By John Mihalevich, M.D., FACP Chairman, Advisory Board – Respecting Choices of the Ozarks

If your mother could not speak for herself during a medical emergency, would you be able to communicate her wishes for medical care? Perhaps one of the best gifts to give this Mother’s Day is a a friendly ear and the encouragement to discuss end-of-life planning.

Dr. John Mihalevich, a retired Internist and advisory board chairman for Respecting Choices of the Ozarks advisory board, has seen first-hand the need for advance care planning.

He has witnessed the following scenario in different forms on many occasions. A 65-year-old mother arrived in the emergency room by ambulance in a comatose state. Family members arrived later and told the hospital staff the patient had high blood pressure and diabetes. Testing revealed the patient had suffered a stroke. She was admitted to the intensive care unit and in the following days she did not improve. The neurologist determined she would likely never recover. Stunned, family members discussed next steps. Their mother did not have an advance directive to guide medical care decisions. And their kids had never asked her to talk about her wishes.

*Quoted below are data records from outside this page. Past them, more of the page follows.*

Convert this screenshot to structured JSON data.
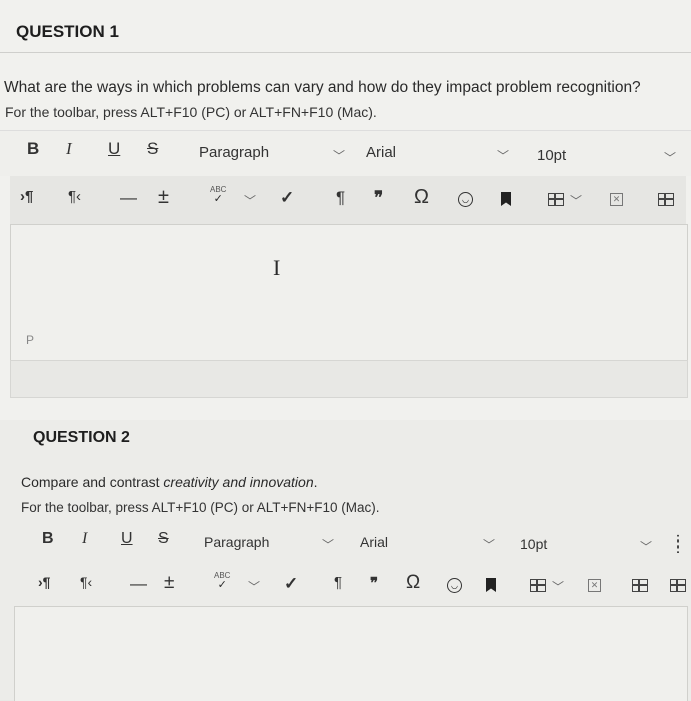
{
  "q1": {
    "title": "QUESTION 1",
    "prompt": "What are the ways in which problems can vary and how do they impact problem recognition?",
    "hint": "For the toolbar, press ALT+F10 (PC) or ALT+FN+F10 (Mac).",
    "toolbar": {
      "bold": "B",
      "italic": "I",
      "underline": "U",
      "strike": "S",
      "paragraph": "Paragraph",
      "font": "Arial",
      "size": "10pt"
    },
    "toolbar2": {
      "ltr": "›¶",
      "rtl": "¶‹",
      "hr": "—",
      "plusminus": "±",
      "spell": "ABC",
      "check": "✓",
      "pilcrow": "¶",
      "quote": "❞",
      "omega": "Ω"
    },
    "editor": {
      "cursor": "I",
      "path": "P"
    }
  },
  "q2": {
    "title": "QUESTION 2",
    "prompt_before": "Compare and contrast ",
    "prompt_italic": "creativity and innovation",
    "prompt_after": ".",
    "hint": "For the toolbar, press ALT+F10 (PC) or ALT+FN+F10 (Mac).",
    "toolbar": {
      "bold": "B",
      "italic": "I",
      "underline": "U",
      "strike": "S",
      "paragraph": "Paragraph",
      "font": "Arial",
      "size": "10pt"
    },
    "toolbar2": {
      "ltr": "›¶",
      "rtl": "¶‹",
      "hr": "—",
      "plusminus": "±",
      "spell": "ABC",
      "check": "✓",
      "pilcrow": "¶",
      "quote": "❞",
      "omega": "Ω"
    }
  }
}
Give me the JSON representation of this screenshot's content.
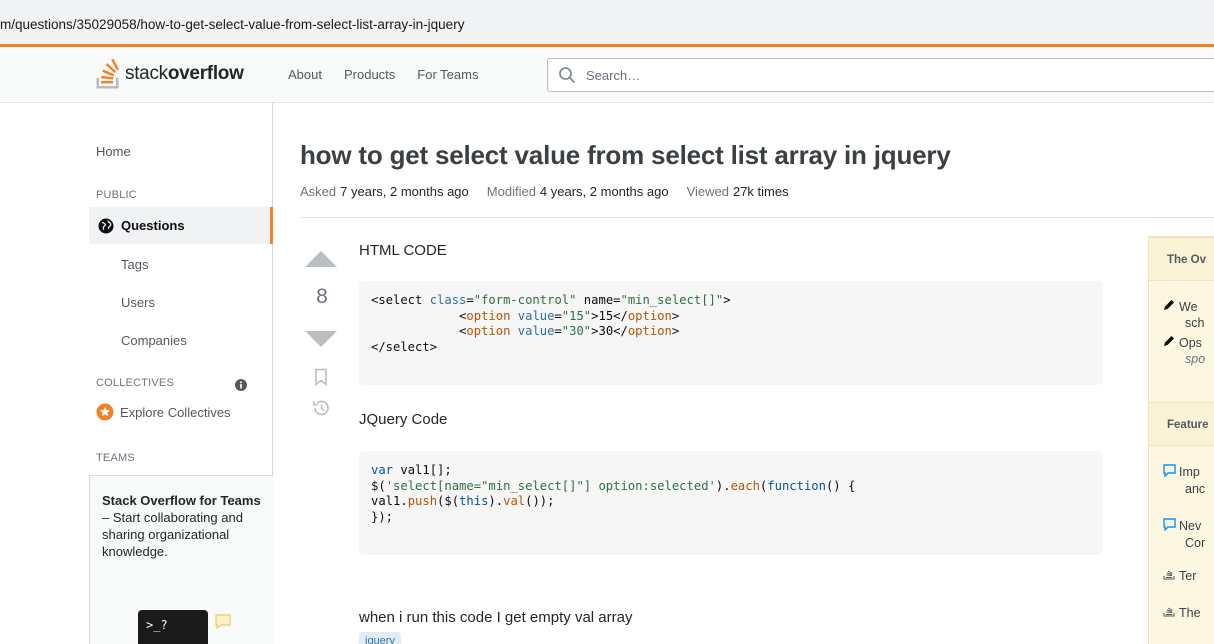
{
  "browser": {
    "url": "m/questions/35029058/how-to-get-select-value-from-select-list-array-in-jquery"
  },
  "header": {
    "logo_light": "stack",
    "logo_bold": "overflow",
    "nav": [
      "About",
      "Products",
      "For Teams"
    ],
    "search_placeholder": "Search…"
  },
  "sidebar": {
    "home": "Home",
    "public_heading": "PUBLIC",
    "questions": "Questions",
    "tags": "Tags",
    "users": "Users",
    "companies": "Companies",
    "collectives_heading": "COLLECTIVES",
    "explore_collectives": "Explore Collectives",
    "teams_heading": "TEAMS",
    "teams_title": "Stack Overflow for Teams",
    "teams_desc": " – Start collaborating and sharing organizational knowledge.",
    "terminal_prompt": ">_?"
  },
  "question": {
    "title": "how to get select value from select list array in jquery",
    "asked_label": "Asked",
    "asked_value": "7 years, 2 months ago",
    "modified_label": "Modified",
    "modified_value": "4 years, 2 months ago",
    "viewed_label": "Viewed",
    "viewed_value": "27k times",
    "score": "8",
    "html_heading": "HTML CODE",
    "jquery_heading": "JQuery Code",
    "closing_text": "when i run this code I get empty val array",
    "tag": "jquery"
  },
  "right_panel": {
    "heading1": "The Ov",
    "items1": [
      {
        "l1": "We",
        "l2": "sch"
      },
      {
        "l1": "Ops",
        "l2": "spo"
      }
    ],
    "heading2": "Feature",
    "items2": [
      {
        "l1": "Imp",
        "l2": "anc"
      },
      {
        "l1": "Nev",
        "l2": "Cor"
      },
      {
        "l1": "Ter",
        "l2": ""
      },
      {
        "l1": "The",
        "l2": ""
      }
    ]
  },
  "colors": {
    "accent": "#f48225",
    "link_blue": "#39739d"
  }
}
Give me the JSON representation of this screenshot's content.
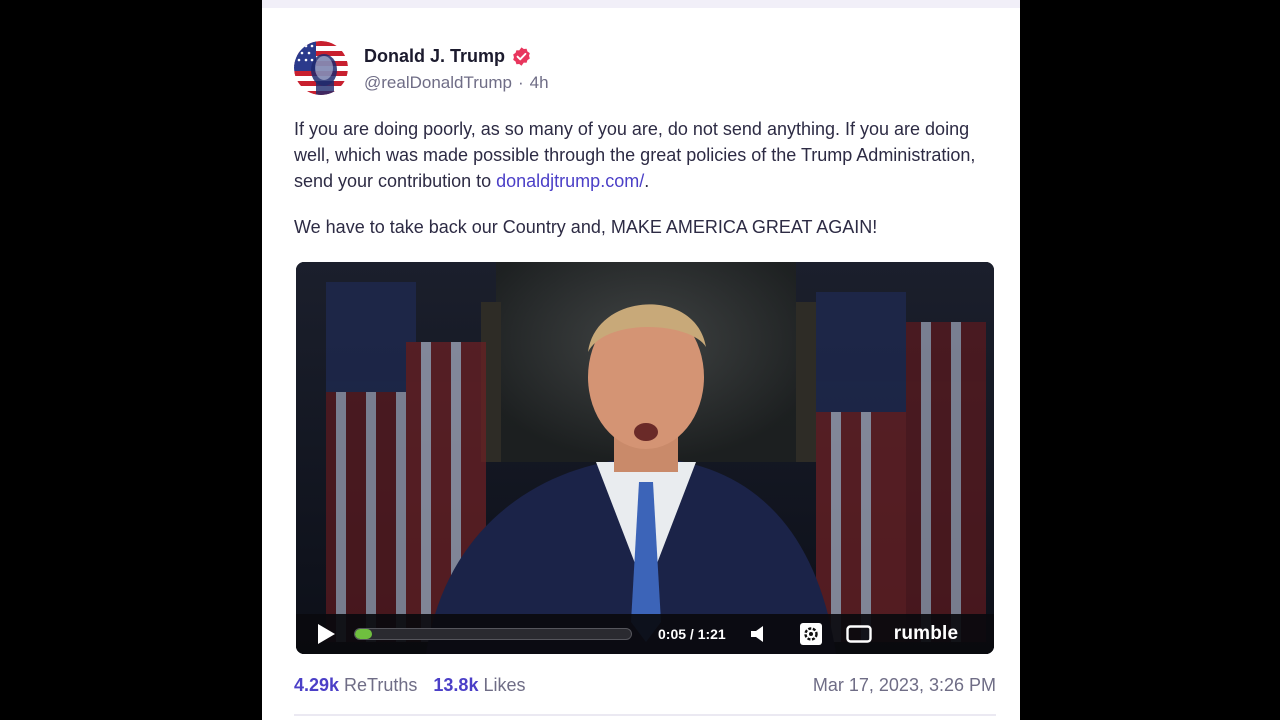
{
  "post": {
    "author": {
      "display_name": "Donald J. Trump",
      "handle": "@realDonaldTrump",
      "age": "4h",
      "separator": "·",
      "avatar_icon": "flag-portrait-avatar",
      "verified_icon": "verified-badge-icon",
      "verified_color": "#e8365d"
    },
    "body": {
      "paragraph1_text": "If you are doing poorly, as so many of you are, do not send anything. If you are doing well, which was made possible through the great policies of the Trump Administration, send your contribution to ",
      "link_text": "donaldjtrump.com/",
      "paragraph1_end": ".",
      "paragraph2": "We have to take back our Country and, MAKE AMERICA GREAT AGAIN!"
    },
    "video": {
      "time_display": "0:05 / 1:21",
      "progress": 0.06,
      "progress_color": "#6fbf3f",
      "brand": "rumble",
      "icons": [
        "play-icon",
        "volume-icon",
        "settings-gear-icon",
        "fullscreen-icon"
      ]
    },
    "stats": {
      "retruths_count": "4.29k",
      "retruths_label": "ReTruths",
      "likes_count": "13.8k",
      "likes_label": "Likes",
      "timestamp": "Mar 17, 2023, 3:26 PM"
    },
    "colors": {
      "accent": "#4b3fc7",
      "text": "#2d2b44",
      "muted": "#6f6d86"
    }
  }
}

Would their mom want to be kept alive by any means possible or would she rather forego any life sustaining interventions and die in peace?

Family disputes arose with some members advocating one option and some members advocating the other. In the meantime, hospital staff provided care to keep her alive even though she was declining. Their mother eventually needed a feeding tube to receive nutrition and a ventilator to breathe. Ultimately, her kidneys failed and she died.

The family was left divided and angry with each other and the hospital caregivers were saddened by this unnecessary outcome.

Please do not let this happen to you or your loved ones.

Many emergency department physicians, ICU nurses and physicians have experienced situations in which patients with life threatening conditions are unable to make decisions on their own. And this is not just an issue for older adults. A teenager in a motor vehicle accident with severe neurologic injury needs to have his or her wishes documented.

It is very important to have an advance directive in place to prevent the distressing situations described above. That is why several years ago Hospice Foundation of the Ozarks awarded a grant to bring Respecting Choices to Springfield, Mo. Respecting Choices is an international program for developing community-wide advance directives. It is based on five promises:

  1. We will initiate the conversation.
  2. We will provide assistance with Advance Care Planning.
  3. We will make sure plans are clear.
  4. We will maintain and retrieve plans.
  5. We will appropriately follow plans.

Respecting Choices of the Ozarks is a community coalition involving CoxHealth, Mercy, Jordan Valley Community Health Center, and Burrell Behavioral Health Center. Visit the Respecting Choices of the Ozarks page on Facebook for timely articles on advance care planning and contact details.